For Wheaton College:
- “Wheaton College and other distinctively Christian institutions are faced with a clear and present threat to our religious liberty. Our first president, the abolitionist Jonathan Blanchard, believed it was imperative for him to act in defense of freedom. In bringing this suit, we act in defense of freedom again.” –President Philip Ryken
- ”This mandate violates the First Amendment rights of anyone who believes for religious reasons in the sanctity of human life. This is true not only for Roman Catholics who oppose all forms of contraception, but also for Protestants and others who believe the use of contraception for the purpose of abortion is immoral.” –President Philip Ryken
- “Americans who value liberty should hope a remedy is found. The freedom of religion is one of our first freedoms—a freedom that comes before all others. It should be protected, not infringed upon.” –President Philip Ryken
- “As the president of the national university of the Catholic Church, I am happy to express solidarity with our evangelical brothers and sisters from Wheaton College as they challenge the HHS mandate. Wheaton’s lawsuit is another sign of how troubling many people of faith find the government’s efforts to chip away at our first freedom,” –President John Garvey, The Catholic University of America
For Ave Maria University:
- “It is a sad day when an American citizen or organization has no choice but to sue its own government in order to exercise religious liberty rights guaranteed by our nation’s Constitution.” – President Jim Towey
- “Allowing a U.S. president of any political party or religious affiliation to force conformance to his or her religious or secular orthodoxy through executive action, is a perilous precedent.” – President Jim Towey

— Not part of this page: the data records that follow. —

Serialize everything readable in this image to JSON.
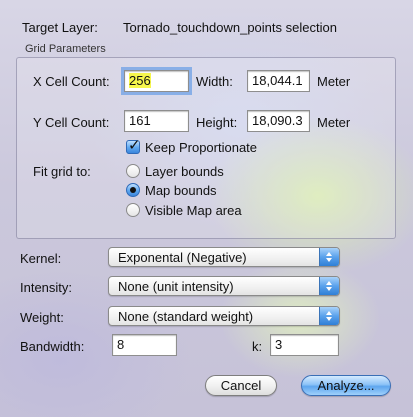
{
  "header": {
    "target_layer_label": "Target Layer:",
    "target_layer_value": "Tornado_touchdown_points selection"
  },
  "grid": {
    "title": "Grid Parameters",
    "x_cell_label": "X Cell Count:",
    "x_cell_value": "256",
    "width_label": "Width:",
    "width_value": "18,044.1",
    "width_unit": "Meter",
    "y_cell_label": "Y Cell Count:",
    "y_cell_value": "161",
    "height_label": "Height:",
    "height_value": "18,090.3",
    "height_unit": "Meter",
    "keep_proportionate_label": "Keep Proportionate",
    "keep_proportionate_checked": true,
    "fit_label": "Fit grid to:",
    "fit_options": [
      "Layer bounds",
      "Map bounds",
      "Visible Map area"
    ],
    "fit_selected": "Map bounds"
  },
  "settings": {
    "kernel_label": "Kernel:",
    "kernel_value": "Exponental (Negative)",
    "intensity_label": "Intensity:",
    "intensity_value": "None (unit intensity)",
    "weight_label": "Weight:",
    "weight_value": "None (standard weight)",
    "bandwidth_label": "Bandwidth:",
    "bandwidth_value": "8",
    "k_label": "k:",
    "k_value": "3"
  },
  "buttons": {
    "cancel": "Cancel",
    "analyze": "Analyze..."
  },
  "colors": {
    "accent": "#5ea6ee",
    "selection_highlight": "#f6f64c"
  }
}
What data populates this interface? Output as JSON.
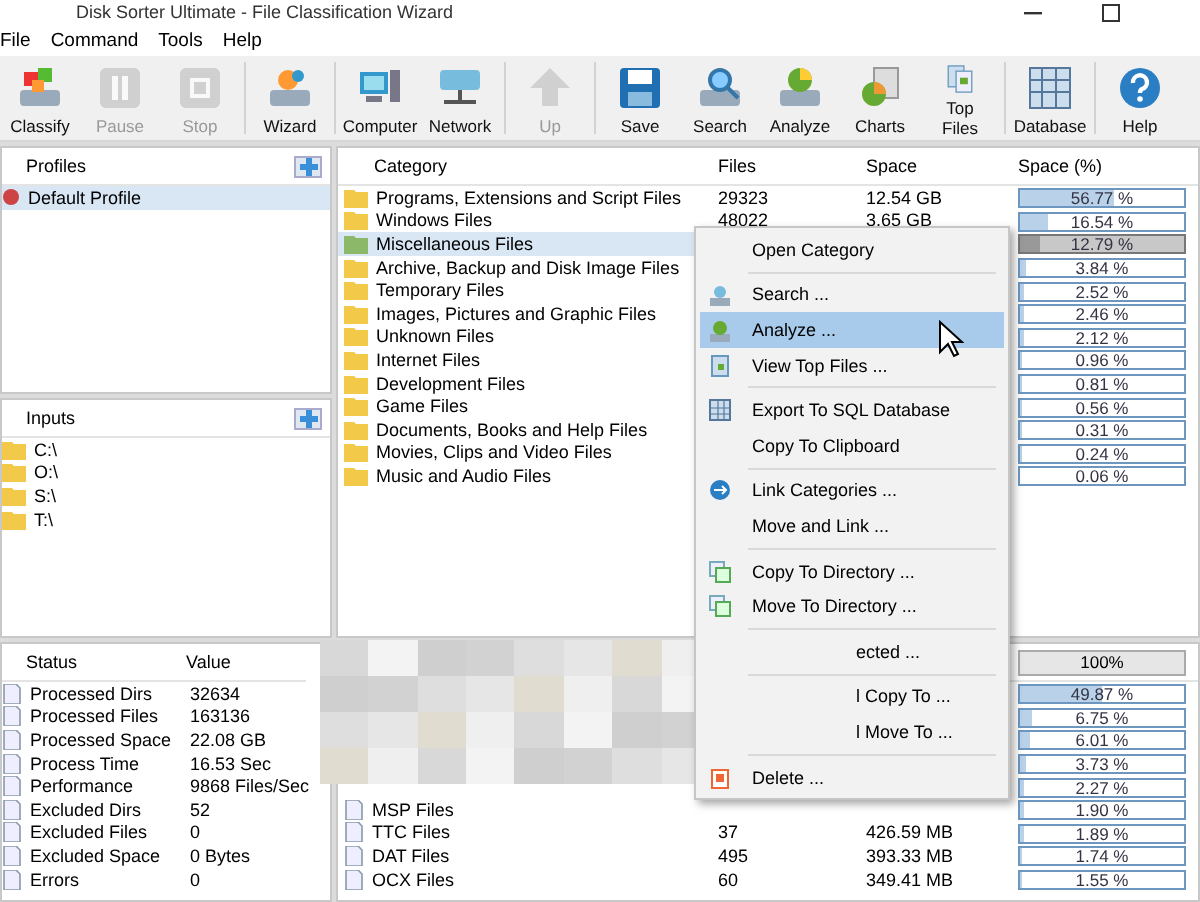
{
  "window": {
    "title": "Disk Sorter Ultimate - File Classification Wizard"
  },
  "menu_bar": [
    "File",
    "Command",
    "Tools",
    "Help"
  ],
  "toolbar_groups": [
    [
      {
        "label": "Classify",
        "disabled": false
      },
      {
        "label": "Pause",
        "disabled": true
      },
      {
        "label": "Stop",
        "disabled": true
      }
    ],
    [
      {
        "label": "Wizard",
        "disabled": false
      }
    ],
    [
      {
        "label": "Computer",
        "disabled": false
      },
      {
        "label": "Network",
        "disabled": false
      }
    ],
    [
      {
        "label": "Up",
        "disabled": true
      }
    ],
    [
      {
        "label": "Save",
        "disabled": false
      },
      {
        "label": "Search",
        "disabled": false
      },
      {
        "label": "Analyze",
        "disabled": false
      },
      {
        "label": "Charts",
        "disabled": false
      },
      {
        "label": "Top Files",
        "disabled": false
      }
    ],
    [
      {
        "label": "Database",
        "disabled": false
      }
    ],
    [
      {
        "label": "Help",
        "disabled": false
      }
    ]
  ],
  "profiles": {
    "title": "Profiles",
    "items": [
      {
        "label": "Default Profile",
        "selected": true
      }
    ]
  },
  "inputs": {
    "title": "Inputs",
    "items": [
      "C:\\",
      "O:\\",
      "S:\\",
      "T:\\"
    ]
  },
  "categories": {
    "columns": [
      "Category",
      "Files",
      "Space",
      "Space (%)"
    ],
    "rows": [
      {
        "name": "Programs, Extensions and Script Files",
        "files": "29323",
        "space": "12.54 GB",
        "percent": "56.77 %",
        "level": 0.5677,
        "selected": false
      },
      {
        "name": "Windows Files",
        "files": "48022",
        "space": "3.65 GB",
        "percent": "16.54 %",
        "level": 0.1654,
        "selected": false
      },
      {
        "name": "Miscellaneous Files",
        "percent": "12.79 %",
        "level": 0.1279,
        "selected": true
      },
      {
        "name": "Archive, Backup and Disk Image Files",
        "percent": "3.84 %",
        "level": 0.0384,
        "selected": false
      },
      {
        "name": "Temporary Files",
        "percent": "2.52 %",
        "level": 0.0252,
        "selected": false
      },
      {
        "name": "Images, Pictures and Graphic Files",
        "percent": "2.46 %",
        "level": 0.0246,
        "selected": false
      },
      {
        "name": "Unknown Files",
        "percent": "2.12 %",
        "level": 0.0212,
        "selected": false
      },
      {
        "name": "Internet Files",
        "percent": "0.96 %",
        "level": 0.0096,
        "selected": false
      },
      {
        "name": "Development Files",
        "percent": "0.81 %",
        "level": 0.0081,
        "selected": false
      },
      {
        "name": "Game Files",
        "percent": "0.56 %",
        "level": 0.0056,
        "selected": false
      },
      {
        "name": "Documents, Books and Help Files",
        "percent": "0.31 %",
        "level": 0.0031,
        "selected": false
      },
      {
        "name": "Movies, Clips and Video Files",
        "percent": "0.24 %",
        "level": 0.0024,
        "selected": false
      },
      {
        "name": "Music and Audio Files",
        "percent": "0.06 %",
        "level": 0.0006,
        "selected": false
      }
    ]
  },
  "status": {
    "columns": [
      "Status",
      "Value"
    ],
    "rows": [
      {
        "name": "Processed Dirs",
        "value": "32634"
      },
      {
        "name": "Processed Files",
        "value": "163136"
      },
      {
        "name": "Processed Space",
        "value": "22.08 GB"
      },
      {
        "name": "Process Time",
        "value": "16.53 Sec"
      },
      {
        "name": "Performance",
        "value": "9868 Files/Sec"
      },
      {
        "name": "Excluded Dirs",
        "value": "52"
      },
      {
        "name": "Excluded Files",
        "value": "0"
      },
      {
        "name": "Excluded Space",
        "value": "0 Bytes"
      },
      {
        "name": "Errors",
        "value": "0"
      }
    ]
  },
  "file_types": {
    "percent_header": "100%",
    "rows": [
      {
        "percent": "49.87 %",
        "level": 0.4987
      },
      {
        "percent": "6.75 %",
        "level": 0.0675
      },
      {
        "percent": "6.01 %",
        "level": 0.0601
      },
      {
        "percent": "3.73 %",
        "level": 0.0373
      },
      {
        "percent": "2.27 %",
        "level": 0.0227
      },
      {
        "name": "MSP Files",
        "percent": "1.90 %",
        "level": 0.019
      },
      {
        "name": "TTC Files",
        "files": "37",
        "space": "426.59 MB",
        "percent": "1.89 %",
        "level": 0.0189
      },
      {
        "name": "DAT Files",
        "files": "495",
        "space": "393.33 MB",
        "percent": "1.74 %",
        "level": 0.0174
      },
      {
        "name": "OCX Files",
        "files": "60",
        "space": "349.41 MB",
        "percent": "1.55 %",
        "level": 0.0155
      }
    ]
  },
  "context_menu": [
    {
      "kind": "item",
      "label": "Open Category",
      "selected": false
    },
    {
      "kind": "separator"
    },
    {
      "kind": "item",
      "label": "Search ...",
      "selected": false
    },
    {
      "kind": "item",
      "label": "Analyze ...",
      "selected": true
    },
    {
      "kind": "item",
      "label": "View Top Files ...",
      "selected": false
    },
    {
      "kind": "separator"
    },
    {
      "kind": "item",
      "label": "Export To SQL Database",
      "selected": false
    },
    {
      "kind": "item",
      "label": "Copy To Clipboard",
      "selected": false
    },
    {
      "kind": "separator"
    },
    {
      "kind": "item",
      "label": "Link Categories ...",
      "selected": false
    },
    {
      "kind": "item",
      "label": "Move and Link ...",
      "selected": false
    },
    {
      "kind": "separator"
    },
    {
      "kind": "item",
      "label": "Copy To Directory ...",
      "selected": false
    },
    {
      "kind": "item",
      "label": "Move To Directory ...",
      "selected": false
    },
    {
      "kind": "separator"
    },
    {
      "kind": "covered_item",
      "label": "ected ...",
      "selected": false
    },
    {
      "kind": "separator"
    },
    {
      "kind": "covered_item",
      "label": "l Copy To ...",
      "selected": false
    },
    {
      "kind": "covered_item",
      "label": "l Move To ...",
      "selected": false
    },
    {
      "kind": "separator"
    },
    {
      "kind": "item",
      "label": "Delete ...",
      "selected": false
    }
  ]
}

- “Mother Angelica founded EWTN to spread the teachings of the Catholic Church—not to betray them.” –- Mark Rienzi, Senior Counsel at the Becket Fund for Religious Liberty
- “If we are willing to compromise our Catholic faith, we are selling the soul of the station. The mission of EWTN is not negotiable.” — Michael P. Warsaw, President and Chief Executive Officer, EWTN
For Belmont Abbey College:
- “A monk at Belmont Abbey may preach on Sunday that pre-marital sex, contraception, and abortions are immoral, but on Monday, the government forces him to pay for students to receive the very drugs and procedures he denounced.” — Hannah Smith, Senior Legal Counsel, Becket Fund for Religious Liberty
For Colorado Christian:
- “If the Administration thought that conscience objections to this HHS mandate would be muted or isolated, Colorado Christian’s lawsuit proves otherwise. Evangelical Christians have now joined Catholics to defend their religious rights.” — Hannah Smith, Senior Legal Counsel at the Becket Fund for Religious Liberty
- “Abortion is a highly controversial issue in American life. Some of our fellow citizens believe abortion is a fundamental right while others are equally sincere in the conviction that abortion is morally wrong in all, or almost all circumstances. But that is not the issue raised by the HHS regulations. The question is—may a government agency compel support of abortions by those whose religious convictions forbid them from doing so. The law does not permit such compulsion, in our opinion, nor will the conscience of our fellow citizens, whether abortion proponents or opponents.” — President Bill Armstrong, President of Colorado Christian and former US Senator
- HHS Information Central – Track all 74 lawsuits and see interactive map
- Frequently Asked Questions
- Case Page – Learn more about Becket Fund’s cases and challenges to the mandate